Inevitably, some data will need to be manually entered. Knowing who should do this can be a big help.
- Content creators: Wherever possible this is the best source of data. This usually includes: photographers, video producers, artists, document creators.
- Admin staff: The users, or consumers, of assets can't be expected to know the rules or the system well enough to be relied on entering data (it may be surprising how many organizations rely on those folks!). Admin staff know what data should be entered, and how to do so efficiently given they do so more frequently.
- Volunteers and work term students: While not relevant to all types of organizations, those such as non-profits and eductional institutes can often avail of these potentially large and inexpensive groups.
Keep in mind that this is for the benefit of at those who need to find the digital assets, and that is what the system is in place for. Making it easy for them to find the right images fast provides huge value to the company.
DBGallery's Metadata Strengths
- Be significantly more efficient by tagging any number of images at once. (https://docs.dbgallery.com/tagging)
- Even with a mix of existing tags, when multiple images are selected for tagging new keywords can be appended to each image.
- DBGallery parses all data of for all images and places them into a browsable tree, allowing the image collection to be browsed using this data tree. It's called Data Views and can be seen at the bottom of the folders tree on the left side of DBGallery.
- A spreadsheet-like data entry and viewing page: Grid View (https://docs.dbgallery.com/grid-view).
- Any existing IPTC/XMP metadata is read from files upon upload.
- Advanced data searches, including binary and our smart search. Smart search overview: type any number of words in search and the results are ordered based on those with the most of those words at the top. (https://dbgallery.com/introducing-a-smarter-search)
- AI-based Object Recognition detects common objects in photos. (https://docs.dbgallery.com/object-recognition)
- Reverse geocoding to automatically add address information (as noted above).
- When a user does a search, all data stored for images is searched: We'll search everything from the camera name, author, keywords, custom field data, automatically recognized images, folder name, collection name, copyright fields, etc.
- Take control of how data is presented: Change the data layout of almost all areas image data is displayed (above and under thumbs, shown in shared images, and all other places its important). (https://docs.dbgallery.com/datalayoutsettings)
- A keyword dictionary. Great for renaming, deleting and other keyword management operations.
- Control who can add new data. The keyword dictionary can be 'fixed', where only admins can add new keywords. User permissions determines who can edit data in which folders and collections.

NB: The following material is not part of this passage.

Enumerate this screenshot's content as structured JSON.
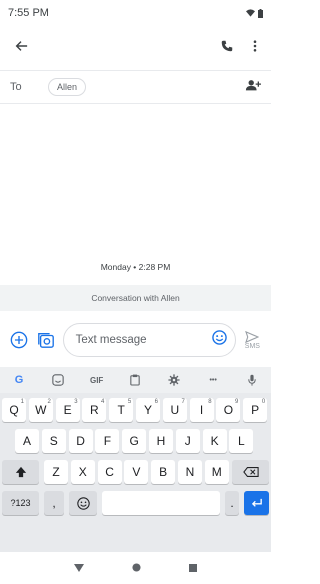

- Configure the data captured and searched for by defining custom fields, setting them specific to your industry or company. (https://docs.dbgallery.com/custom-fields)
- Batch import metadata to populate images during system initialization, or at anytime for select images and folders. (https://dbgallery.com/download/DBGalleryDataImportGuide.pdf)
- Export your metadata. DBGallery is an open system, where your data is yours and can be exported at any time (to be imported into other systems, as one very common example). (https://docs.dbgallery.com/download-data)
- See all data modifications in the system. See audit trail where changes can be searched for by type, user, and date. The full list of data modifications for a specific image can be viewed in the Versions tab. (https://docs.dbgallery.com/activity-monitoring)
- Subscibe to metadata changes in the system. This may be done on a folder or Collection basis. For example, there is a client folder where you would like to receive a notification when they make data changes. (https://docs.dbgallery.com/action-notifiications)
- Use DBGallery's API for adding, editing, and seaching metadata.
- Recommended Tagging Practices: https://docs.dbgallery.com/recommended-tagging